Starting today, and continuing over the next two years, Netpol is asking campaigners around England and Wales to help document, analyse and share the impact of the new Police Crime Sentencing and Courts Act on our freedom to protest.

Netpol wants to identify how the new legislation is used by different police forces and emerging patterns of non-compliance with their human rights obligations.

In the course of considering the new legislation in 2021, Parliament’s Joint Committee on Human Rights discovered the police were unaware of how often they used the powers they already had to restrict demonstrations.

Our benchmark is not the police powers that existed up to 2021 – these are already too open to disproportionate misuse – but the Charter for Freedom of Assembly Rights.

The key questions we are seeking answers to include:

  • Are the police now imposing conditions and restrictions on protests more often and what justifications are they using?
  • How often are the police imposing conditions and restrictions on protests specifically because of an alleged risk that noise will cause ‘serious disruption’?
  • How often are the police now using powers to make arrests for breaching conditions imposed on a protest, particularly because a demonstrator “ought to have known” that restrictions were in place?
  • How often are the police now using powers to make arrests for wilful obstruction of the highway or “intentionally or recklessly causing a public nuisance” and how often are campaigners charged and convicted?
  • Are people discouraged from taking part in protests or actions by tougher restrictions?
  • Have new powers led to an increase in police surveillance and what form does this take?

We need you to let us know when these new powers are used and who is most targeted by them.

This includes personal stories from campaigners but also data on restrictions and arrests if you are, for example, organising a series of protests (as Just Stop Oil have done), or a demonstration (like the DSEi arms fair protests in London) over the course of a week.

We also welcome contributions from individual campaigners who have been discouraged from organising or taking part in protests because of strict conditions imposed upon them.

Campaigns that use direct action and civil disobedience tactics already know from government ministers that they are in the frame.

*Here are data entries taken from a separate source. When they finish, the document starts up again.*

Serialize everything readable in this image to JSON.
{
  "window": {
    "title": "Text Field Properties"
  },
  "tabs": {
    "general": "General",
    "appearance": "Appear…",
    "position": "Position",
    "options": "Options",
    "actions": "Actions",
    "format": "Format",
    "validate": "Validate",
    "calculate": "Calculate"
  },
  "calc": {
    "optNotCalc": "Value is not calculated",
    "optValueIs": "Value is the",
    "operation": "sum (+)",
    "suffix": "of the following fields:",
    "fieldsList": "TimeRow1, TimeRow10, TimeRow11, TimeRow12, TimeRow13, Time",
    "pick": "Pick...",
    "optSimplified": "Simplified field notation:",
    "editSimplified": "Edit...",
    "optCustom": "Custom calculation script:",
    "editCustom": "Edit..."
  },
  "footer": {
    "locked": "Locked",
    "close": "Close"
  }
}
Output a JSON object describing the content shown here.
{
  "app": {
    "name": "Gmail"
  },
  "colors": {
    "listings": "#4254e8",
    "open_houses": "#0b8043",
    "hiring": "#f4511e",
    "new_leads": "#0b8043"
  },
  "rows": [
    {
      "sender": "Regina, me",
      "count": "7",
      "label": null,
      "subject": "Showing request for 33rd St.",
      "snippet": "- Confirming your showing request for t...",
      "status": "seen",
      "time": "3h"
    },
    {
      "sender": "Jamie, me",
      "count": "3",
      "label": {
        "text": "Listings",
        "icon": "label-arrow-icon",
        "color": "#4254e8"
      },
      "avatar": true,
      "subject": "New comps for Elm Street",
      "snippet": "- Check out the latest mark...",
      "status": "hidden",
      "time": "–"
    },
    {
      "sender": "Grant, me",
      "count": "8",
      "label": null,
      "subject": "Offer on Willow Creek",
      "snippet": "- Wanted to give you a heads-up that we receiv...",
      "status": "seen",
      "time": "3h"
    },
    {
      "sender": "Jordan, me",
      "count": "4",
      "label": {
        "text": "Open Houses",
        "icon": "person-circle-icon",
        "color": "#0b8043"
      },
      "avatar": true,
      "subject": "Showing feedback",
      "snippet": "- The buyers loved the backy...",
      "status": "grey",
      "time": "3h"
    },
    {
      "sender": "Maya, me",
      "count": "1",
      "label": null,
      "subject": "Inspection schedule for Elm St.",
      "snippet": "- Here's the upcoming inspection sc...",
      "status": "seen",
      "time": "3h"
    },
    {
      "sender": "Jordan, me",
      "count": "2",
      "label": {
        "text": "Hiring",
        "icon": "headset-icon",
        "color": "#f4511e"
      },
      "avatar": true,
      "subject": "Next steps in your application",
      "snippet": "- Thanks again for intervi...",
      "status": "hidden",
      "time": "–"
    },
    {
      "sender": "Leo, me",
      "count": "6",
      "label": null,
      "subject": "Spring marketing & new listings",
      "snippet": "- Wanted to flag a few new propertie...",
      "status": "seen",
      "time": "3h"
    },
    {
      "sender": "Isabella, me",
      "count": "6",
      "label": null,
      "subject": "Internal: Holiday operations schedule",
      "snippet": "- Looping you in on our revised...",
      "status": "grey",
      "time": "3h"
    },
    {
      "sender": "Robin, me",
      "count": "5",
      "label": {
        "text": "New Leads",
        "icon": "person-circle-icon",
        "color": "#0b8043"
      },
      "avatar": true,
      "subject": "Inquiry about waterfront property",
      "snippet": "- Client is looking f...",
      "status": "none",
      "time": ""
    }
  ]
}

But we are equally keen to track the treatment by police of grassroots unions like UVW and IWGB and protests by tenants’ rights groups like Acorn and the London Renters’ Union.

If you can help and have the information we need that you can share, please contact us at